When you’re social distancing and reading all-things coronavirus on the internet, it’s easy to turn to food for comfort and escape during stressful times. With increased anxiety, mindless eating often creeps in. Unfortunately, many of these foods are high in calories, fat and sugar.
And while we’ve all seen the jokes and memes online about eating all day and finishing off the stockpile of survival snacks bought in bulk at Costco, emotional eating can negatively affect not your only your physical health, but your mental health as well.
The good news is stress eating is a learned behavior, and it can be unlearned with a little bit of preplanning. Try these “5Ds” to help stop emotional eating in its tracks.
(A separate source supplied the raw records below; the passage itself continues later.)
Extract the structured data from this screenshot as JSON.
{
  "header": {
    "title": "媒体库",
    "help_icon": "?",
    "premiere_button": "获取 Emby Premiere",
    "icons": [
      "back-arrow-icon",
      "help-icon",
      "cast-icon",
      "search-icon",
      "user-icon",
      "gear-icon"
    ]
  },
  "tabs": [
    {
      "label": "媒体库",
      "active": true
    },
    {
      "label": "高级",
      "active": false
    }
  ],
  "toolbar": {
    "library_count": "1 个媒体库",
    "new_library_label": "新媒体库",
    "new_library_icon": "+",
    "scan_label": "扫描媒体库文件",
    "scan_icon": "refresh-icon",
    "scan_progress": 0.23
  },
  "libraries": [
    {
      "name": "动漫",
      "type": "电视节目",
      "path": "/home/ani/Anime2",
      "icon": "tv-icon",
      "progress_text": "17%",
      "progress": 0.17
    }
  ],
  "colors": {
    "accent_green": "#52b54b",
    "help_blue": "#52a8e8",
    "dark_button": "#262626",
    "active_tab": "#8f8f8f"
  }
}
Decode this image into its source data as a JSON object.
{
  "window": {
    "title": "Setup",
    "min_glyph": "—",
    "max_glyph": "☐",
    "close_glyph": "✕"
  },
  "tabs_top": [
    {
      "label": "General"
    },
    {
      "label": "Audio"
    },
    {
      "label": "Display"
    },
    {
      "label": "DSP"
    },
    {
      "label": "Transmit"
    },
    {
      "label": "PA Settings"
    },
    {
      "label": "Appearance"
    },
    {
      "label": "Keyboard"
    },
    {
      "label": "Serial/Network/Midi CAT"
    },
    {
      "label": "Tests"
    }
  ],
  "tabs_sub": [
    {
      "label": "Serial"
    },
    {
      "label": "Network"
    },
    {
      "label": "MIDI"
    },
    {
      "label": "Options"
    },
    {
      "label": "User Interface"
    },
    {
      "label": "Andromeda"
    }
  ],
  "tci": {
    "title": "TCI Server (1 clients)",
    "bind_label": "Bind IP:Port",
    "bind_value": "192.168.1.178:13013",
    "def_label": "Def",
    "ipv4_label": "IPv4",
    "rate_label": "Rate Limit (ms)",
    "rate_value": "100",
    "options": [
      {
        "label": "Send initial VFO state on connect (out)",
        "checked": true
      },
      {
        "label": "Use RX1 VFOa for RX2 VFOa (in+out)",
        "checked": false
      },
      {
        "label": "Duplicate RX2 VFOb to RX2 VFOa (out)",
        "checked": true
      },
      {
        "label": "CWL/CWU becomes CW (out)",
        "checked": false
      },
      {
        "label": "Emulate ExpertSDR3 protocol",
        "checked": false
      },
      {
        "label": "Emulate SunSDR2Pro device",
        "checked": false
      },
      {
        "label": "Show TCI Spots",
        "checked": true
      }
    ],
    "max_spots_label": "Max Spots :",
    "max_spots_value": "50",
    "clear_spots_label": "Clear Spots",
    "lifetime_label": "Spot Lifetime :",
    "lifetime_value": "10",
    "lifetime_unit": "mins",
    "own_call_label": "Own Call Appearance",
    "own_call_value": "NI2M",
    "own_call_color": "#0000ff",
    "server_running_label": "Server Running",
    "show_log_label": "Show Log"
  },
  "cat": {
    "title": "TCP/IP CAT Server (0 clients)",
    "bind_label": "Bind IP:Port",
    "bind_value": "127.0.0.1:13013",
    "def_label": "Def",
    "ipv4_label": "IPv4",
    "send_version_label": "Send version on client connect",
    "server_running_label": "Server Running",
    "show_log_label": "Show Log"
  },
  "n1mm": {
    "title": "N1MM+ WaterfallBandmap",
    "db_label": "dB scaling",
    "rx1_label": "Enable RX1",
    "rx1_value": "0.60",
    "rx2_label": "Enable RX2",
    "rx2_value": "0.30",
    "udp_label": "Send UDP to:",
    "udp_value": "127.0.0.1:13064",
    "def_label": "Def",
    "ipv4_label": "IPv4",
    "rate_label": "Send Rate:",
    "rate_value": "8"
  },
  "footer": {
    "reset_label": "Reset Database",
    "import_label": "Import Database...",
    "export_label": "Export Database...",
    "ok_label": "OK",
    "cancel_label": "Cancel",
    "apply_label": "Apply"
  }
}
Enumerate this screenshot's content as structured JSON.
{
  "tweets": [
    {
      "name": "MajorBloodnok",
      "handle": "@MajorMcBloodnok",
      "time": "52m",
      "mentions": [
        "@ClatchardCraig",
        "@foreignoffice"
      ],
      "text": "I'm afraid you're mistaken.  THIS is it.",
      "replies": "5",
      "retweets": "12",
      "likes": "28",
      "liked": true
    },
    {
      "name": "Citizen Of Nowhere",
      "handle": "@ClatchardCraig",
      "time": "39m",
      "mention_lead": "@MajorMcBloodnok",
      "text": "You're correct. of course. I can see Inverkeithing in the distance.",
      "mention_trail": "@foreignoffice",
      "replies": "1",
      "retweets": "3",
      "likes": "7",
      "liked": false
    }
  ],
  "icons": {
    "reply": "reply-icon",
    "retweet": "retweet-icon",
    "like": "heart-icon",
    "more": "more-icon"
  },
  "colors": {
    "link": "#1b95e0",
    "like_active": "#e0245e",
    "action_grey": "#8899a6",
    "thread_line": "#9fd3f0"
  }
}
Delay – When the urge to eat strikes, postpone eating for 10-15 minutes. It’s not a “no” to food, just stopping to think. This can help you decide if you are really hungry, or are feeling another emotion and are just trying to cope with food.
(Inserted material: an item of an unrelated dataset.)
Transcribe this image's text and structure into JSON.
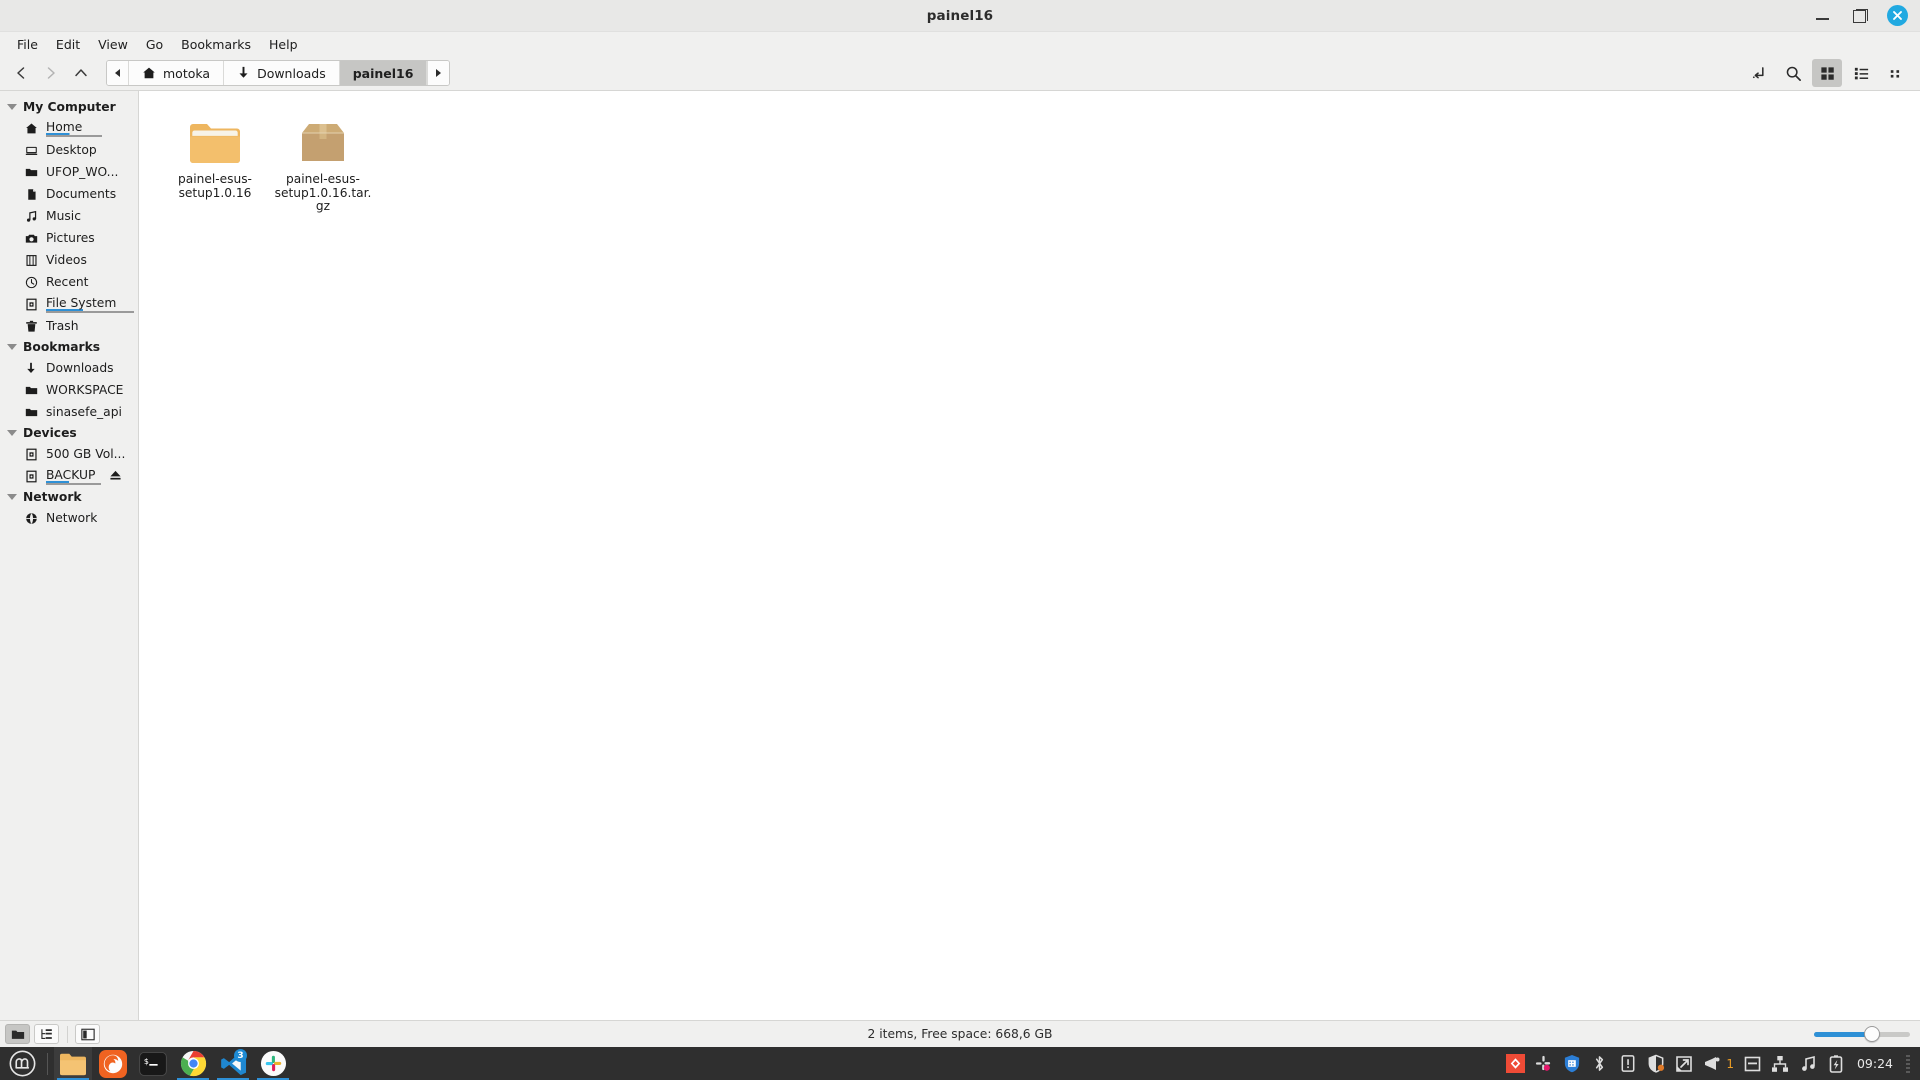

Distract – While you’re waiting, look for a non-eating activity to keep you busy. Often the “hunger wave” will pass. Clean out a drawer, take a walk, call a friend, brush your teeth, browse online or whatever helps take your mind off food.
Distance – Out of sight, out of mind is true for food. Stay out of the kitchen when you feel that urge to eat. And keep food in cabinets, not on counters – and only in the kitchen. Think of the kitchen only for food preparation and meal consumption, and not the family “hang out."
Determine – After your “waiting period,” consider whether you’re truly hungry or thirsty; these are often confused. Think about when you last ate or drank anything. Maybe it’s neither – it’s simply “head hunger” – and you just want to eat! You can offset that problem by creating your own structured eating schedule with pre-planned meals and snacks, knowing that there is more food coming later.
Decide – If you’ve made it through the first 4Ds, now it’s time to make a smart choice. Think before you eat, and choose what you’re really looking for in a snack– a sweet, sour, creamy, salty, or chewy taste – before you make a choice. Or whether you feel like some protein (think nuts or cheese) or a starchy food (think banana or a small baked potato). For snacks, choose a single serving package to get the satisfaction of eating the “whole thing,” or portion out your serving (skip the big bag and “estimating” a serving). Aim for a portion of about 100 – 150 calories, and a choice that satisfies, but doesn’t trigger more eating.
With practice, you can learn to manage your stress eating, and achieve a welcome sense of control, which is so important when you’re practicing self-care.